The question is, when we’re talking about material objects, what’s the opposite of dense?

The answer, at the moment, is less dense, unsatisfactory because of our habit of using paired descriptions for physical properties (heavy/light, soft/hard, wet/dry, and so on). Once upon a time, though, dense had an opposite. Until the mid-19th century, the word was rare.

In fact, the earliest meaning of rare in English was precisely this one. The OED notes the word’s meaning as “[o]pposed to dense,” and provides the following example (from around 1420), among others:

The londis fatte, or lene, or thicke, or rare.

I don’t know what a londis is, and I’m intrigued by thicke as a stand-in for dense (as in a thicket, perhaps). But mostly, I’m thrilled to find rare used in this way.

One can imagine how, in the less dense Britain of the 15th century, a word like rare could move from describing a single object (as in, for example, “this rare piece of pumice”) to describing a collective object (“this rare forest”) to describing the likelihood of encountering individual objects while wandering through the realm (“the rare African swallow”).

Still, I propose we resuscitate rare‘s original meaning. I’ve looked for such a word many times, and so have others. To inspire you, I close with more examples from the OED:

Cvcumber in this mone is sowen rare. [C. 1420]

The Assemblie was so rare that they were not exceeding the number of nineteen Commissioners. [1610]

A projectile would travel a far greater distance through a rare medium like air, than through a dense medium like water. [1862]

Who wouldn’t want a word that can as readily describe cvcumbers as Commissioners, projectiles as londises? The chance to improve our language by looking to antiquated usage is (forgive me) a rare one.
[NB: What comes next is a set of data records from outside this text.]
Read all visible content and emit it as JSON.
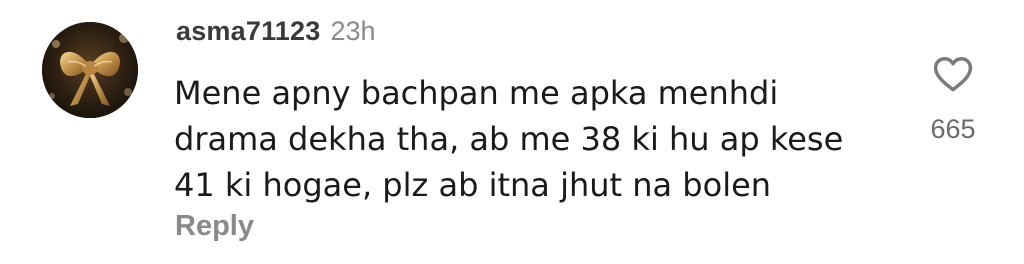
{
  "comment": {
    "avatar_icon": "gold-bow-avatar",
    "username": "asma71123",
    "timestamp": "23h",
    "text": "Mene apny bachpan me apka menhdi\ndrama dekha tha, ab me 38 ki hu ap kese\n41 ki hogae, plz ab itna jhut na bolen",
    "reply_label": "Reply",
    "like_icon": "heart-outline-icon",
    "like_count": "665"
  },
  "colors": {
    "username": "#3a3a3a",
    "timestamp": "#8a8a8a",
    "text": "#1a1a1a",
    "reply": "#8a8a8a",
    "like_count": "#6a6a6a",
    "background": "#ffffff"
  }
}
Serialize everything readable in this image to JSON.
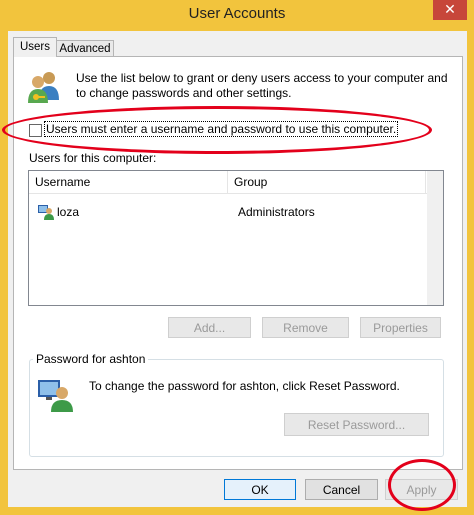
{
  "window": {
    "title": "User Accounts",
    "close_glyph": "✕"
  },
  "tabs": [
    {
      "label": "Users"
    },
    {
      "label": "Advanced"
    }
  ],
  "intro": {
    "text": "Use the list below to grant or deny users access to your computer and to change passwords and other settings.",
    "icon": "users-icon"
  },
  "require_login": {
    "label": "Users must enter a username and password to use this computer.",
    "checked": false
  },
  "users_list": {
    "label": "Users for this computer:",
    "columns": [
      "Username",
      "Group"
    ],
    "rows": [
      {
        "username": "loza",
        "group": "Administrators",
        "icon": "user-icon"
      }
    ]
  },
  "buttons": {
    "add": "Add...",
    "remove": "Remove",
    "properties": "Properties",
    "reset_password": "Reset Password...",
    "ok": "OK",
    "cancel": "Cancel",
    "apply": "Apply"
  },
  "password_group": {
    "legend": "Password for ashton",
    "text": "To change the password for ashton, click Reset Password.",
    "icon": "user-key-icon"
  },
  "annotation_color": "#e3001b"
}
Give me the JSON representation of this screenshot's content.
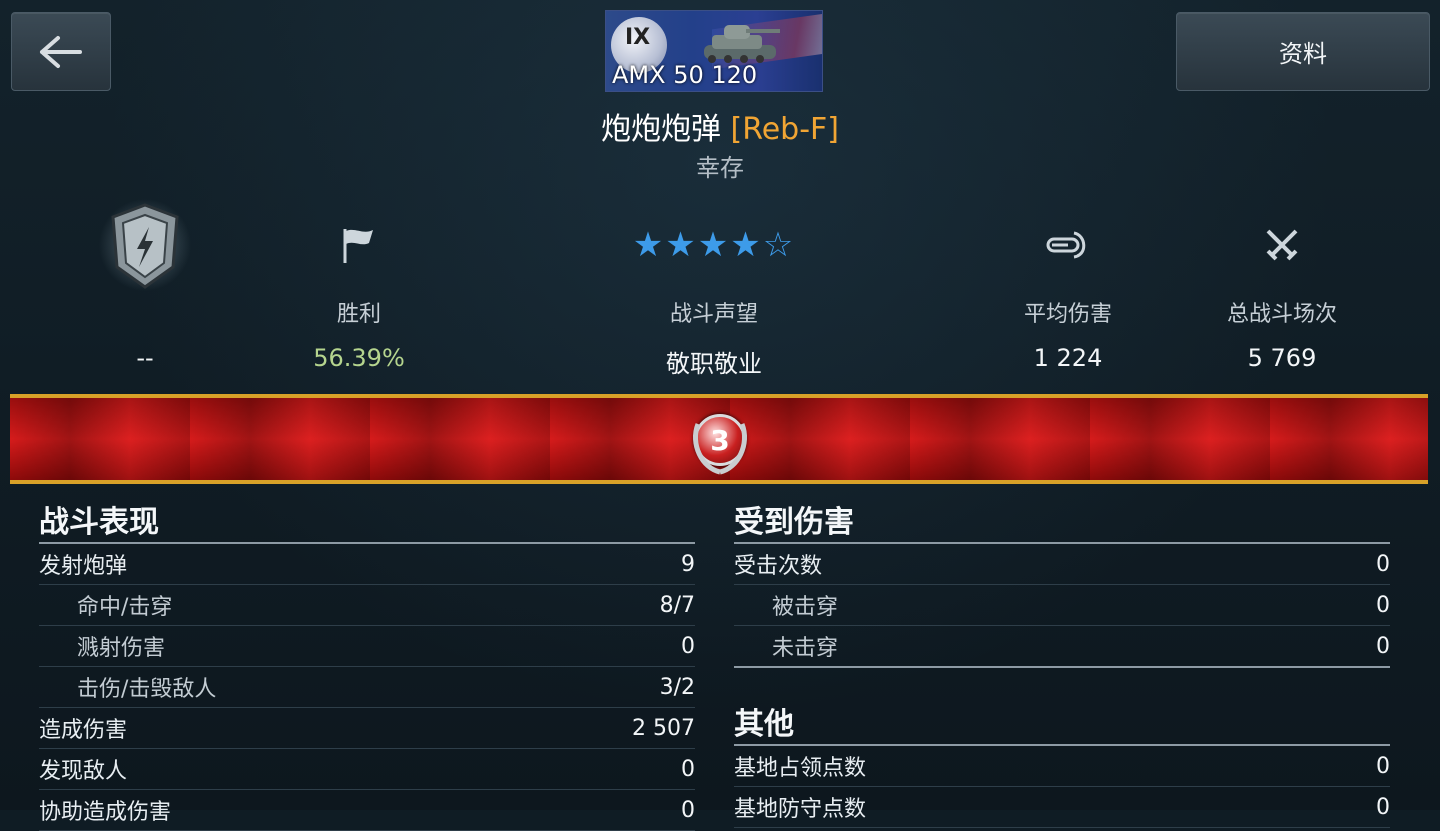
{
  "header": {
    "back_label": "←",
    "info_button": "资料"
  },
  "tank": {
    "tier": "IX",
    "name": "AMX 50 120"
  },
  "player": {
    "name": "炮炮炮弹",
    "clan": "[Reb-F]",
    "status": "幸存"
  },
  "stats": [
    {
      "label": "",
      "value": "--",
      "icon": "shield-icon"
    },
    {
      "label": "胜利",
      "value": "56.39%",
      "icon": "flag-icon"
    },
    {
      "label": "战斗声望",
      "value": "敬职敬业",
      "icon": "stars-rating",
      "rating": 4,
      "rating_max": 5
    },
    {
      "label": "平均伤害",
      "value": "1 224",
      "icon": "damage-icon"
    },
    {
      "label": "总战斗场次",
      "value": "5 769",
      "icon": "crossed-swords-icon"
    }
  ],
  "medal": {
    "rank": "3"
  },
  "combat": {
    "title": "战斗表现",
    "rows": [
      {
        "label": "发射炮弹",
        "value": "9",
        "sub": false
      },
      {
        "label": "命中/击穿",
        "value": "8/7",
        "sub": true
      },
      {
        "label": "溅射伤害",
        "value": "0",
        "sub": true
      },
      {
        "label": "击伤/击毁敌人",
        "value": "3/2",
        "sub": true
      },
      {
        "label": "造成伤害",
        "value": "2 507",
        "sub": false
      },
      {
        "label": "发现敌人",
        "value": "0",
        "sub": false
      },
      {
        "label": "协助造成伤害",
        "value": "0",
        "sub": false
      }
    ]
  },
  "received": {
    "title": "受到伤害",
    "rows": [
      {
        "label": "受击次数",
        "value": "0",
        "sub": false
      },
      {
        "label": "被击穿",
        "value": "0",
        "sub": true
      },
      {
        "label": "未击穿",
        "value": "0",
        "sub": true
      }
    ]
  },
  "other": {
    "title": "其他",
    "rows": [
      {
        "label": "基地占领点数",
        "value": "0",
        "sub": false
      },
      {
        "label": "基地防守点数",
        "value": "0",
        "sub": false
      }
    ]
  },
  "colors": {
    "clan": "#f1a534",
    "accent_star": "#3d9be9",
    "ribbon": "#d61b1b",
    "positive": "#b5d58e"
  }
}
Intuitive Interfaces? No Such Thing

The way interface designers use the word “intuitive” has never set well with me. It’s a good way to get people to know why an interface works well, but it’s inaccurate. Over on Johnny Holland, Vicky Tenacki writes:

Digital devices can never be inherently ‘intuitive’, as the fact that they deal in abstraction automatically means that actions must be arbitrary. (An aside: for those who argue that much of gestural and time based interactions are intuitive, remember that this assumes a Western way of looking at space and time. Anthropologists would tell you that there are other ways.) In other words, interfaces aren’t ‘intuitive’, they’re ‘intuited’: before that, there’s nothing ‘intuitive’ about them at all.

Agreed. I don’t think we should stop using the word, but it’s worth pausing once in a while to recognize that the most “intuitive” interfaces only seem so because they adhere to (or successfully predict) a set of conventions and expectations and behaviors.

When you get as close to cognitive psychology as interface designers should, “intuition” takes on a technical meaning: immediate knowledge that comes from someplace besides conscious reasoning, however much the process might seem conscious to the subject. (That conscious / unconscious contradiction helps explain, among other things, the most effective American politics of the last half-century and the human compulsion to believe in the supernatural.)

When we call an interface “intuitive,” though, we really mean that it’s easy to figure out. That’s a very different claim about the brains and bodies we’re discussing.